I believe it is past time to go from influencing and educating to asserting what is rightfully ours. The alternatives are so ghastly as to be unthinkable for so many of us:  more discrimination, financial ruin, and second-class citizenship - a people with rights that are so eroded that our US citizenship is rendered meaningless in any case,  and renouncing becomes the only viable solution to what ails us.   

That is where I see us headed if we don't stand up and fight.  I honestly think this is the best chance (perhaps the only chance) we have along with the Canadian Charter Challenge.  We can continue to be isolated little corks bobbing on the sea at the mercy of the political winds and wishfully hoping that somehow our pleas will move the exalted to be merciful, or we can get in the boat and start rowing with a current that is trying to take us to a better place.  

(And I could care less who got to name the damn boat.)

And if we fail? 

Well, we will have tried and that is good enough for me.

"There is a tide..."  

.......................................................

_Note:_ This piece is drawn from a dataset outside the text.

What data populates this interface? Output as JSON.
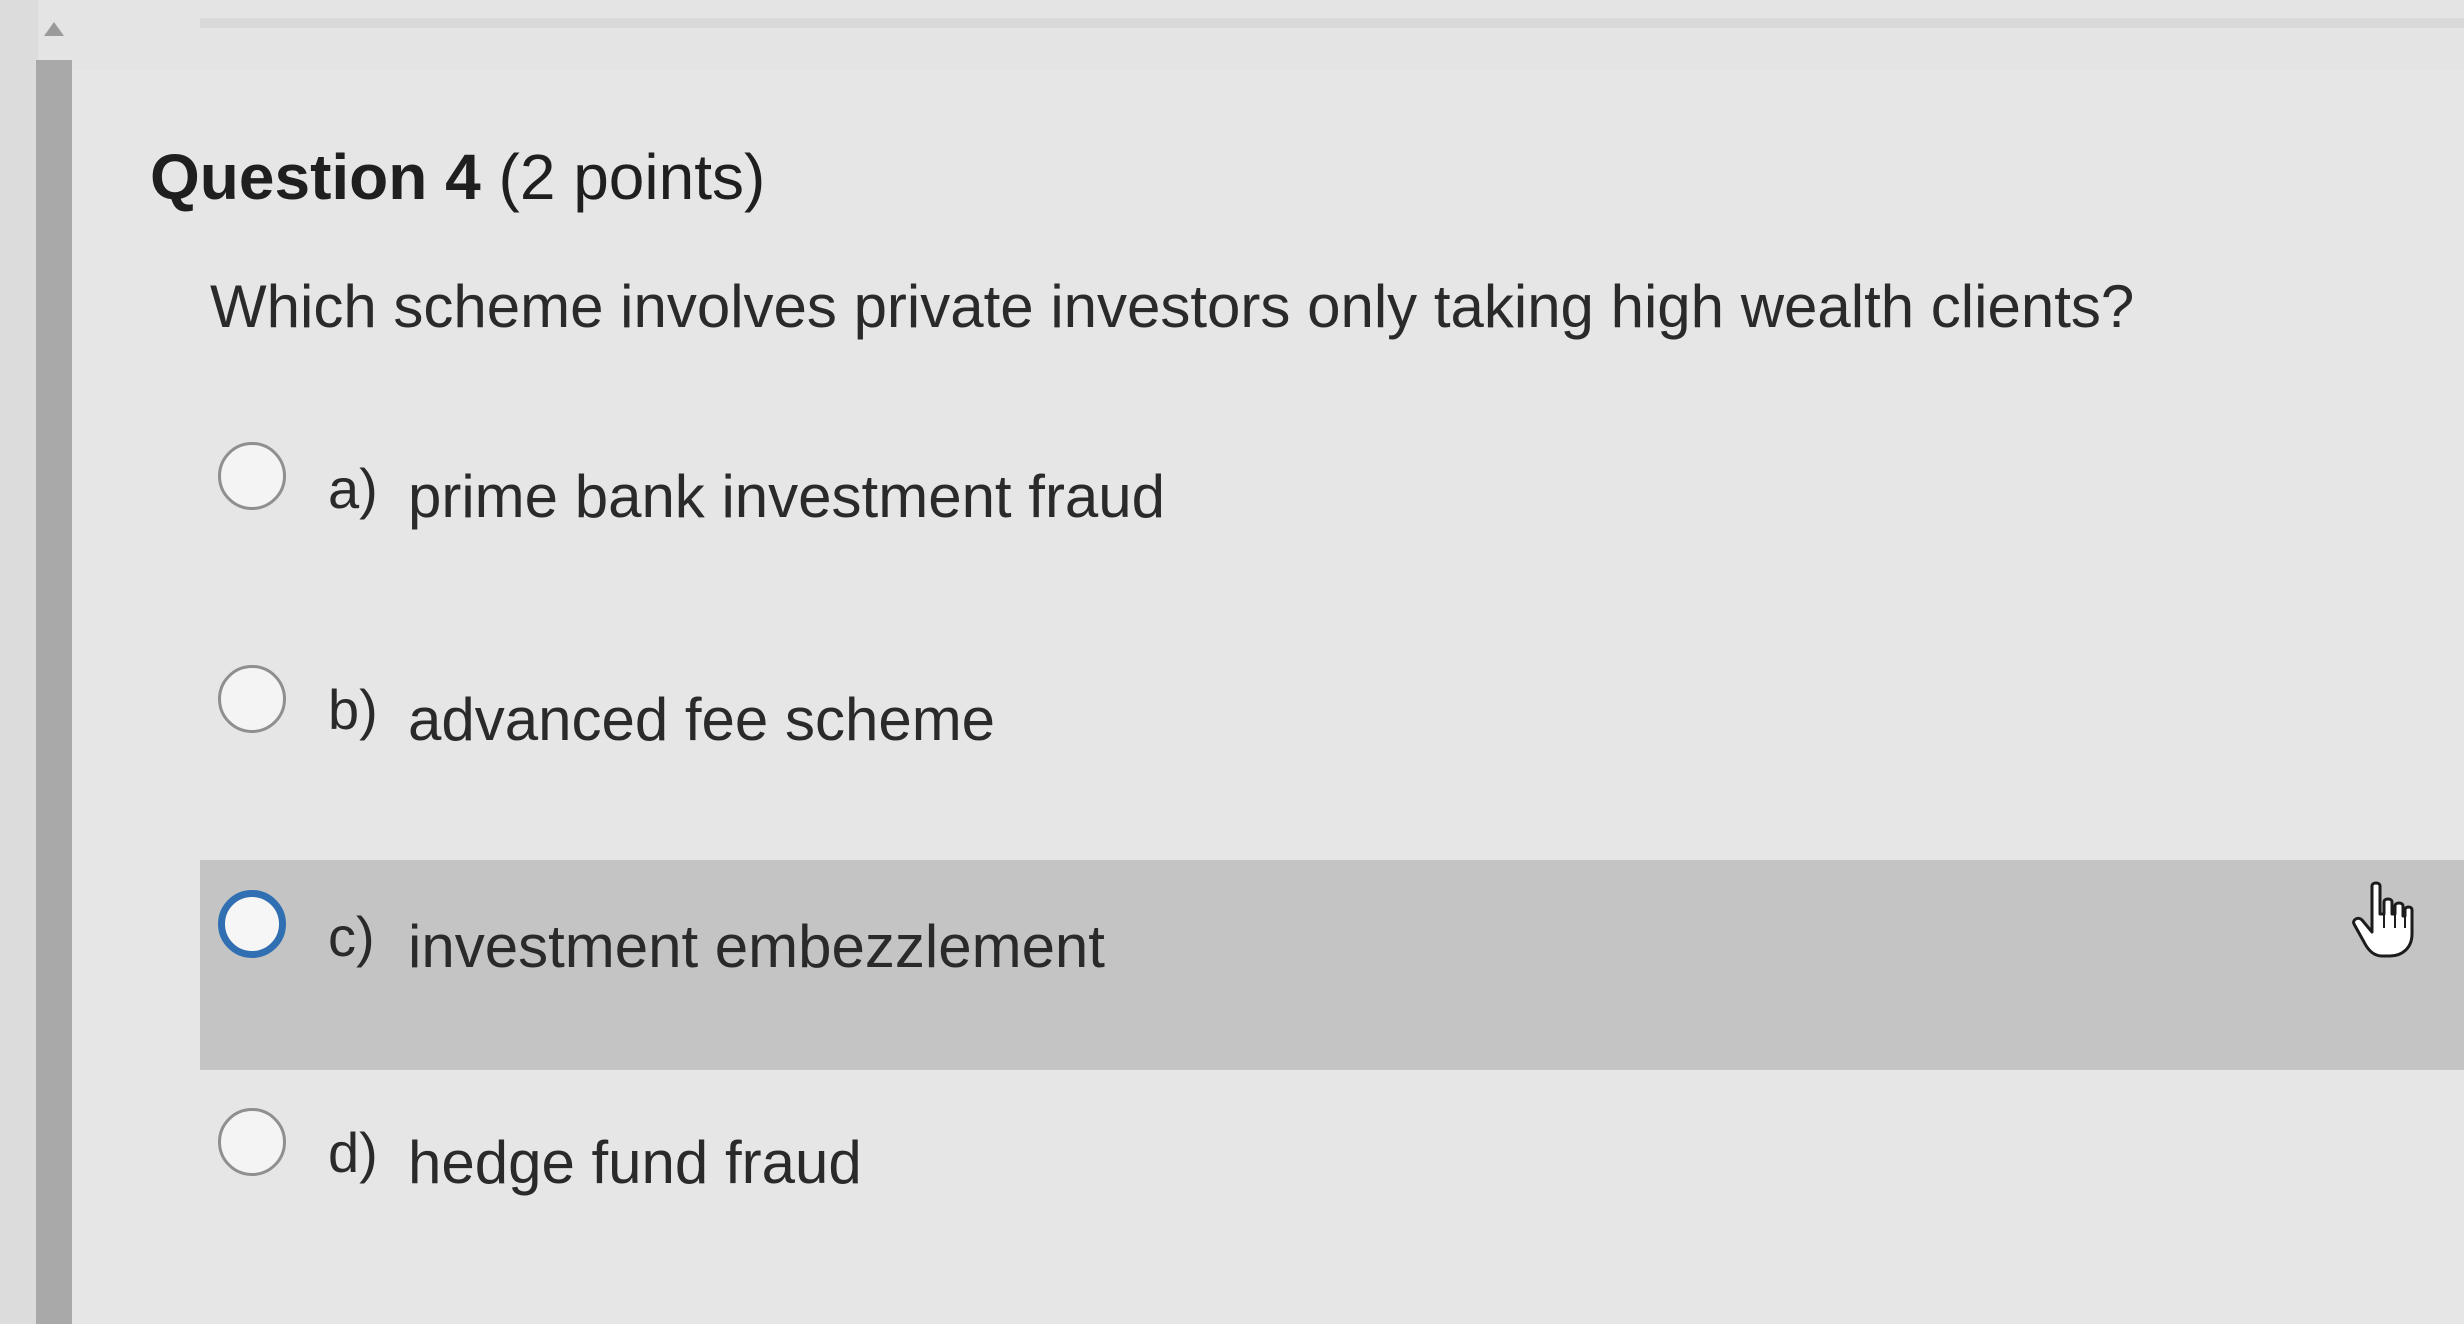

Senator Lee and James Bopp are asking for support.  If you want to make a donation (and I will) you can do so here:  FATCA Legal Action.  The entity that is collecting this money is a 501(c)(4) organization and the money can only be used for the lawsuit and lobbying against FATCA.  For those of you who are concerned that it will be diverted to other causes or to support Republican party efforts in the US, that would be an illegal use of that money and get them in a heap of trouble.  So I think we can safely lay those fears to rest.

And if I may, I'd like to ask you to do one more thing:  get out your phone book or your email contact list, and tell as many Americans abroad and at home about this effort.  Spread the word and the link by all means possible:  Facebook, Twitter, email, snail mail, phone calls, skype.  If every American abroad reaches just a few people with the news and asking them to, in turn, tell their friends, family and any American organization they belong to locally, we can send this news around the planet, and reach as many people as possible.